Having lived in Florida since I was the ripe old age of 5, it’s easy to guess that I tire of the relentless Florida heat very easily. It’s not my number one choice by any means. In realizing this, I set out to find out to talk to native (or nearly native) Floridians and newer Floridians to see whether they preferred the snowy winter months or the sandy shores of Florida.
Husband and wife Louis and Bertha Mead are New York natives, but they make the trip to Florida each year during the winter months if their health permits. “When it’s cold in New York, it is cold,” Mrs. Mead adamantly declared. “It’s so cold you can feel it not just on your skin but also in your bones.” She went on to explain that the cold can especially affect the elderly or those suffering from arthritis or other joint problems. “I’m no spring chicken anymore, and the cold really seeps in. It’s a nice excuse to go to Florida; besides, our daughter and two grandkids are there.”
So clearly, Mrs. Mead prefers the more balmy temperatures; although, she made it clear she wasn’t a fan of the extreme heat that a Florida summer can bring. Then again, who is really?
Certainly not Dan Bryant who moved from Rochester, NY, to the Tampa area a couple months ago to help plant a church. “When my pastor came to me with this idea to start a church down in Florida, I jumped on the idea to escape the brutal cold that I knew winter would bring. Now that I am here, a part of me misses the cold just a tad, but anything beats having to shovel snow!”
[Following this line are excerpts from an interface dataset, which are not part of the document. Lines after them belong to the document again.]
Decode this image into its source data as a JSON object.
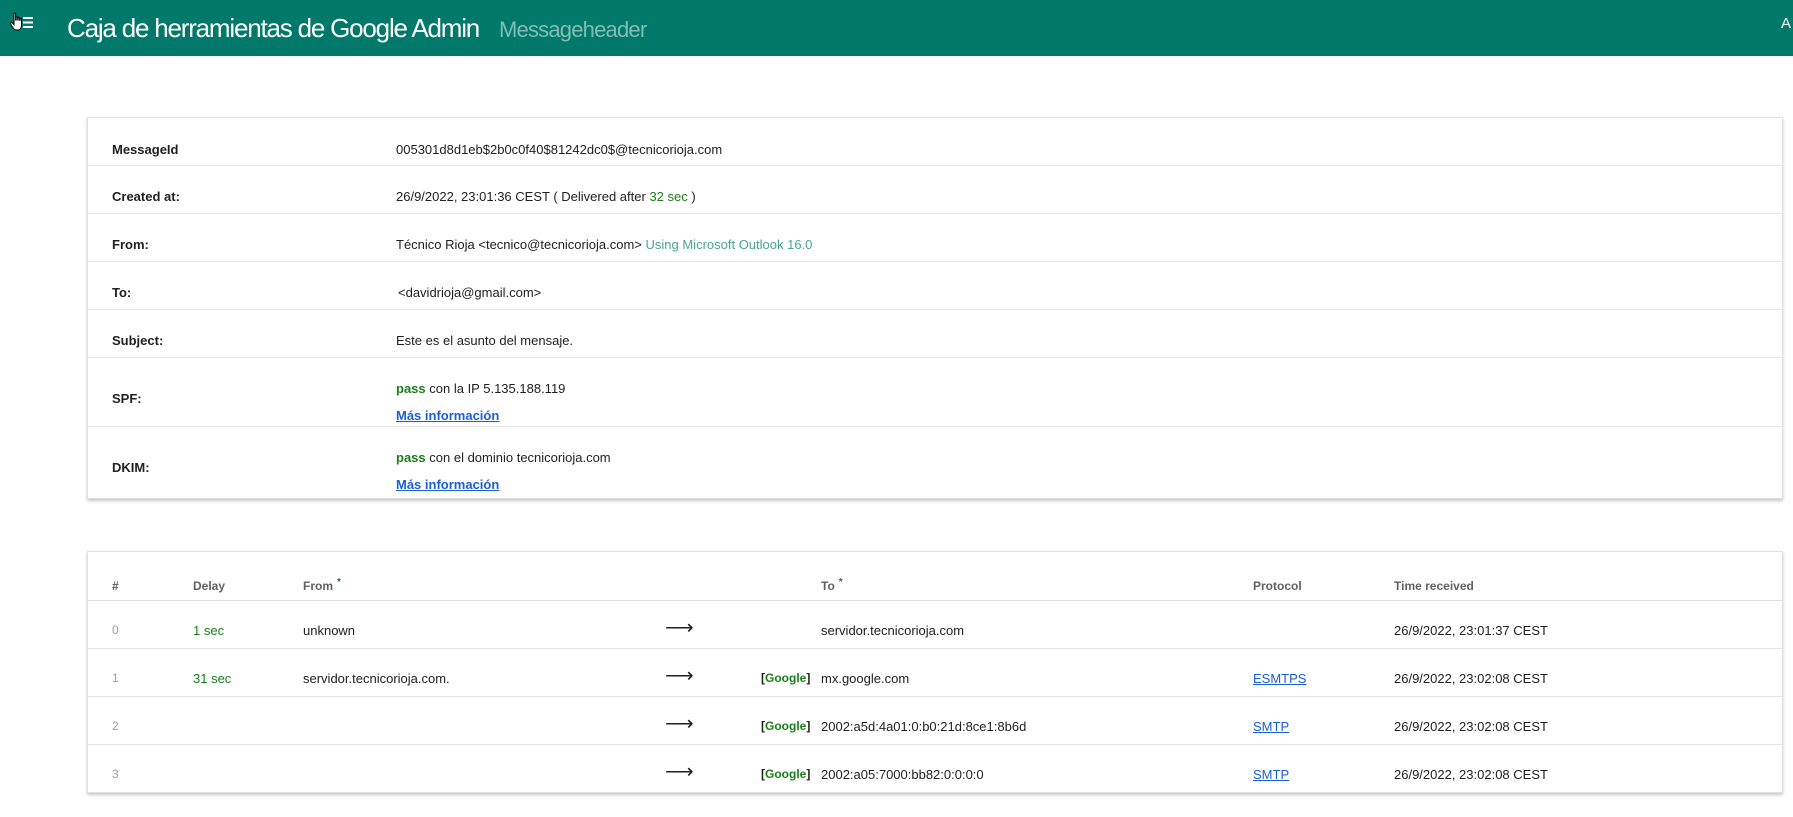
{
  "header": {
    "title": "Caja de herramientas de Google Admin",
    "subtitle": "Messageheader",
    "right_text": "A"
  },
  "details": {
    "message_id": {
      "label": "MessageId",
      "value": "005301d8d1eb$2b0c0f40$81242dc0$@tecnicorioja.com"
    },
    "created_at": {
      "label": "Created at:",
      "value": "26/9/2022, 23:01:36 CEST",
      "delivered_prefix": "( Delivered after",
      "delivered_time": "32 sec",
      "delivered_suffix": ")"
    },
    "from": {
      "label": "From:",
      "value": "Técnico Rioja <tecnico@tecnicorioja.com>",
      "client": "Using Microsoft Outlook 16.0"
    },
    "to": {
      "label": "To:",
      "value": "<davidrioja@gmail.com>"
    },
    "subject": {
      "label": "Subject:",
      "value": "Este es el asunto del mensaje."
    },
    "spf": {
      "label": "SPF:",
      "result": "pass",
      "detail": "con la IP 5.135.188.119",
      "link": "Más información"
    },
    "dkim": {
      "label": "DKIM:",
      "result": "pass",
      "detail": "con el dominio tecnicorioja.com",
      "link": "Más información"
    }
  },
  "hops": {
    "columns": {
      "num": "#",
      "delay": "Delay",
      "from": "From",
      "to": "To",
      "protocol": "Protocol",
      "time": "Time received",
      "star": "*"
    },
    "arrow": "⟶",
    "google_open": "[",
    "google_label": "Google",
    "google_close": "]",
    "rows": [
      {
        "num": "0",
        "delay": "1 sec",
        "from": "unknown",
        "google": false,
        "to": "servidor.tecnicorioja.com",
        "protocol": "",
        "time": "26/9/2022, 23:01:37 CEST"
      },
      {
        "num": "1",
        "delay": "31 sec",
        "from": "servidor.tecnicorioja.com.",
        "google": true,
        "to": "mx.google.com",
        "protocol": "ESMTPS",
        "time": "26/9/2022, 23:02:08 CEST"
      },
      {
        "num": "2",
        "delay": "",
        "from": "",
        "google": true,
        "to": "2002:a5d:4a01:0:b0:21d:8ce1:8b6d",
        "protocol": "SMTP",
        "time": "26/9/2022, 23:02:08 CEST"
      },
      {
        "num": "3",
        "delay": "",
        "from": "",
        "google": true,
        "to": "2002:a05:7000:bb82:0:0:0:0",
        "protocol": "SMTP",
        "time": "26/9/2022, 23:02:08 CEST"
      }
    ]
  },
  "colors": {
    "topbar": "#01796a",
    "green": "#1b7e1f",
    "teal": "#4aa395",
    "link": "#1a5fd6"
  }
}
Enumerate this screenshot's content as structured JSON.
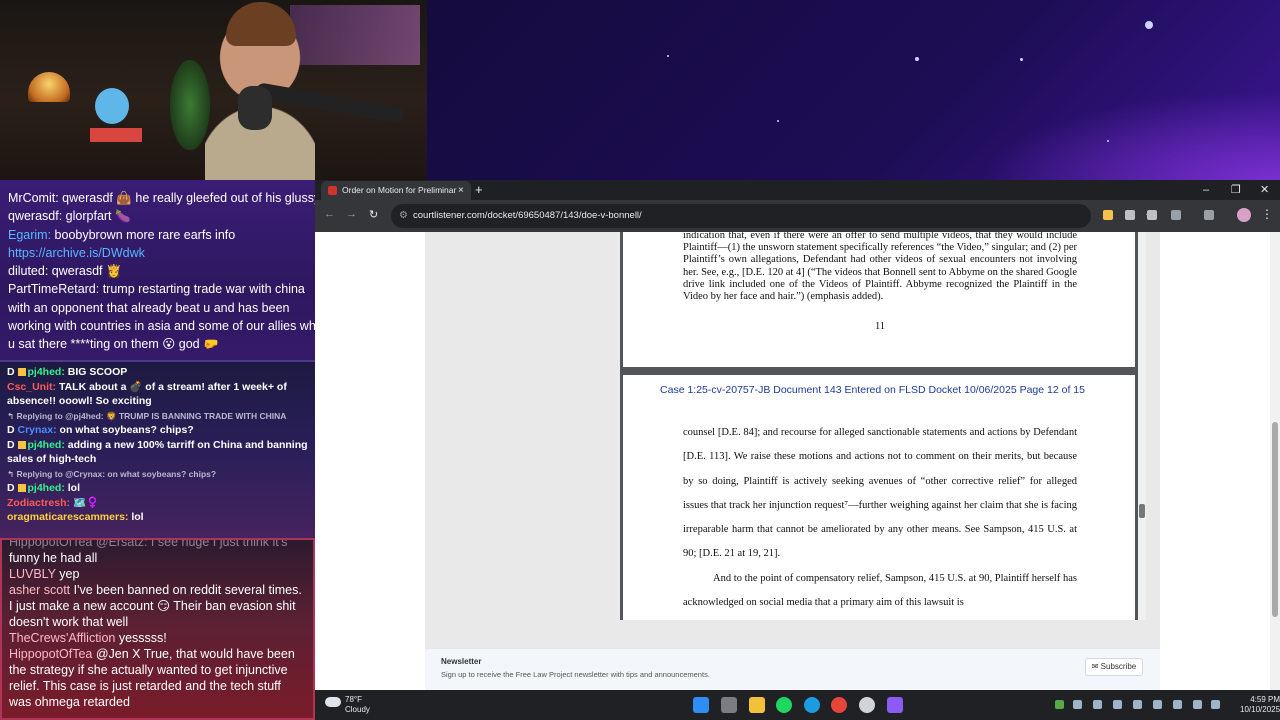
{
  "chat_top": {
    "messages": [
      {
        "user": "MrComit:",
        "text": " qwerasdf 👜 he really gleefed out of his glussy"
      },
      {
        "user": "qwerasdf:",
        "text": " glorpfart 🍆"
      },
      {
        "user": "Egarim:",
        "text": " boobybrown more rare earfs info"
      },
      {
        "user": "",
        "text": "https://archive.is/DWdwk",
        "link": true
      },
      {
        "user": "diluted:",
        "text": " qwerasdf 👸"
      },
      {
        "user": "PartTimeRetard:",
        "text": " trump restarting trade war with china"
      },
      {
        "user": "",
        "text": "with an opponent that already beat u and has been"
      },
      {
        "user": "",
        "text": "working with countries in asia and some of our allies while"
      },
      {
        "user": "",
        "text": "u sat there ****ting on them 😮 god 🤛"
      }
    ]
  },
  "chat_mid": {
    "messages": [
      {
        "user": "pj4hed:",
        "text": "BIG SCOOP",
        "color": "g"
      },
      {
        "user": "Csc_Unit:",
        "text": "TALK about a 💣 of a stream! after 1 week+ of absence!! ooowl! So exciting",
        "color": "r"
      },
      {
        "reply": "↰ Replying to @pj4hed: 🦁 TRUMP IS BANNING TRADE WITH CHINA"
      },
      {
        "user": "Crynax:",
        "text": "on what soybeans? chips?",
        "color": "b"
      },
      {
        "user": "pj4hed:",
        "text": "adding a new 100% tarriff on China and banning sales of high-tech",
        "color": "g"
      },
      {
        "reply": "↰ Replying to @Crynax: on what soybeans? chips?"
      },
      {
        "user": "pj4hed:",
        "text": "lol",
        "color": "g"
      },
      {
        "user": "Zodiactresh:",
        "text": "🗺️♀️",
        "color": "r"
      },
      {
        "user": "oragmaticarescammers:",
        "text": "lol",
        "color": "y"
      }
    ]
  },
  "chat_bot": {
    "faded_line": "HippopotOfTea @Ersatz: I see huge I just think it's",
    "messages": [
      {
        "user": "",
        "text": "funny he had all"
      },
      {
        "user": "LUVBLY",
        "text": " yep"
      },
      {
        "user": "asher scott",
        "text": " I've been banned on reddit several times. I just make a new account 😏 Their ban evasion shit doesn't work that well"
      },
      {
        "user": "TheCrews'Affliction",
        "text": " yesssss!"
      },
      {
        "user": "HippopotOfTea",
        "text": " @Jen X True, that would have been the strategy if she actually wanted to get injunctive relief. This case is just retarded and the tech stuff was ohmega retarded"
      }
    ]
  },
  "browser": {
    "tab_title": "Order on Motion for Preliminar",
    "url": "courtlistener.com/docket/69650487/143/doe-v-bonnell/",
    "controls": {
      "new_tab": "+",
      "minimize": "–",
      "maximize": "❐",
      "close": "✕",
      "tab_close": "×"
    }
  },
  "pdf": {
    "page11_text": "indication that, even if there were an offer to send multiple videos, that they would include Plaintiff—(1) the unsworn statement specifically references “the Video,” singular; and (2) per Plaintiff’s own allegations, Defendant had other videos of sexual encounters not involving her. See, e.g., [D.E. 120 at 4] (“The videos that Bonnell sent to Abbyme on the shared Google drive link included one of the Videos of Plaintiff. Abbyme recognized the Plaintiff in the Video by her face and hair.”) (emphasis added).",
    "page11_number": "11",
    "page12_header": "Case 1:25-cv-20757-JB   Document 143   Entered on FLSD Docket 10/06/2025   Page 12 of 15",
    "page12_para1": "counsel [D.E. 84]; and recourse for alleged sanctionable statements and actions by Defendant [D.E. 113]. We raise these motions and actions not to comment on their merits, but because by so doing, Plaintiff is actively seeking avenues of “other corrective relief” for alleged issues that track her injunction request⁷—further weighing against her claim that she is facing irreparable harm that cannot be ameliorated by any other means. See Sampson, 415 U.S. at 90; [D.E. 21 at 19, 21].",
    "page12_para2": "And to the point of compensatory relief, Sampson, 415 U.S. at 90, Plaintiff herself has acknowledged on social media that a primary aim of this lawsuit is"
  },
  "newsletter": {
    "title": "Newsletter",
    "subtitle": "Sign up to receive the Free Law Project newsletter with tips and announcements.",
    "button": "Subscribe"
  },
  "taskbar": {
    "temp": "78°F",
    "condition": "Cloudy",
    "time": "4:59 PM",
    "date": "10/10/2025"
  },
  "colors": {
    "accent_link": "#1d3b9a",
    "chat_green": "#38f08a",
    "chat_red": "#ff5a5a",
    "chat_blue": "#4c8cff"
  }
}
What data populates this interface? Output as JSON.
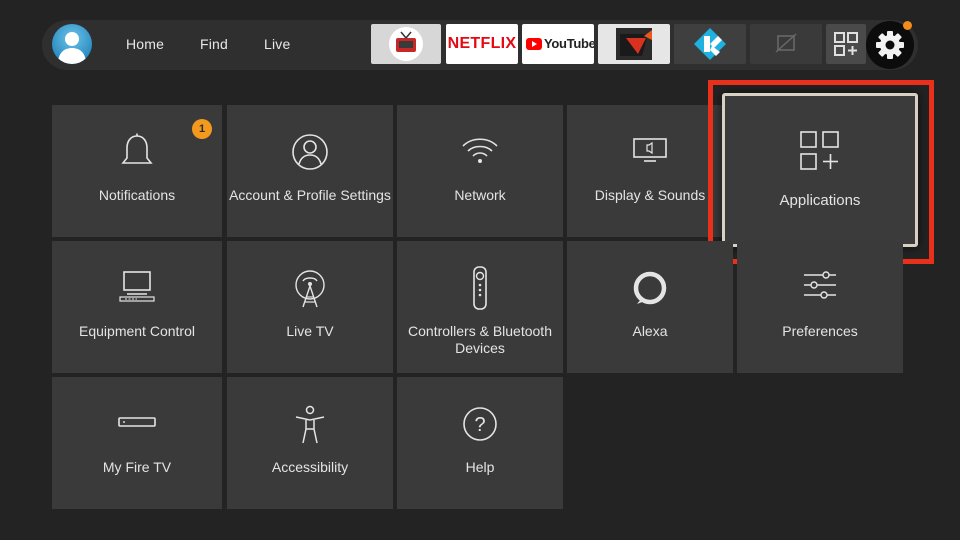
{
  "nav": {
    "links": [
      "Home",
      "Find",
      "Live"
    ]
  },
  "apps": {
    "netflix_label": "NETFLIX",
    "youtube_label": "YouTube"
  },
  "settings": {
    "tiles": [
      {
        "label": "Notifications",
        "icon": "bell-icon",
        "badge": "1"
      },
      {
        "label": "Account & Profile Settings",
        "icon": "person-icon"
      },
      {
        "label": "Network",
        "icon": "wifi-icon"
      },
      {
        "label": "Display & Sounds",
        "icon": "tv-speaker-icon"
      },
      {
        "label": "Applications",
        "icon": "apps-grid-plus-icon",
        "focused": true
      },
      {
        "label": "Equipment Control",
        "icon": "monitor-icon"
      },
      {
        "label": "Live TV",
        "icon": "antenna-icon"
      },
      {
        "label": "Controllers & Bluetooth Devices",
        "icon": "remote-icon"
      },
      {
        "label": "Alexa",
        "icon": "alexa-ring-icon"
      },
      {
        "label": "Preferences",
        "icon": "sliders-icon"
      },
      {
        "label": "My Fire TV",
        "icon": "fire-stick-icon"
      },
      {
        "label": "Accessibility",
        "icon": "accessibility-icon"
      },
      {
        "label": "Help",
        "icon": "help-icon"
      }
    ]
  },
  "colors": {
    "background": "#232323",
    "tile": "#3a3a3a",
    "badge": "#f39a1e",
    "highlight": "#e8301c",
    "netflix_red": "#e50914",
    "youtube_red": "#ff0000"
  }
}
For those who have just moved to Florida or those that escape the snowy months of the northern states, it is easy to understand why the prefer Florida. However, the snow birds never have to experience the sizzling heat of summer, and the newbies will be beckoned by the beaches and will fail to mind the heat. Those that have been in Florida for most or all of their lives or even several years can relate with others like them who would love to see snow.
“I was born and raised in Florida,” Summer Cortez said. “I had never seen snow in my life until this past Christmas when we went to Colorado for a family gathering. There was no humidity, no heat, just dazzling white snow. I loved it. As soon as I graduate or can afford it, I am moving. I would have chosen a school in a colder climate, but financial aid is better in-state.”
Most of the Floridians I know prefer the states in between the north and the south. States like North or South Carolina, Tennessee, and Virginia seem to be popular choices for native Floridians.
“I escaped Florida when my job at the YMCA offered me a position in Cornelius, North Carolina,” gymnastics coach Erik Walsingham said. “I’d lived in Florida several years, but I was ready for a change and for cooler weather! The move to North Carolina was perfect. My wife and I still come back to Florida every few months to visit our family and friends, so we don’t miss it too badly.”
Towards the end of our interview, Mrs. Mead remarked, “It is not whether you prefer sand or snow that is the issue; the issue is striving for contentment wherever you are. As long as you have people you love and care about around you, it won’t matter what the thermostat says.”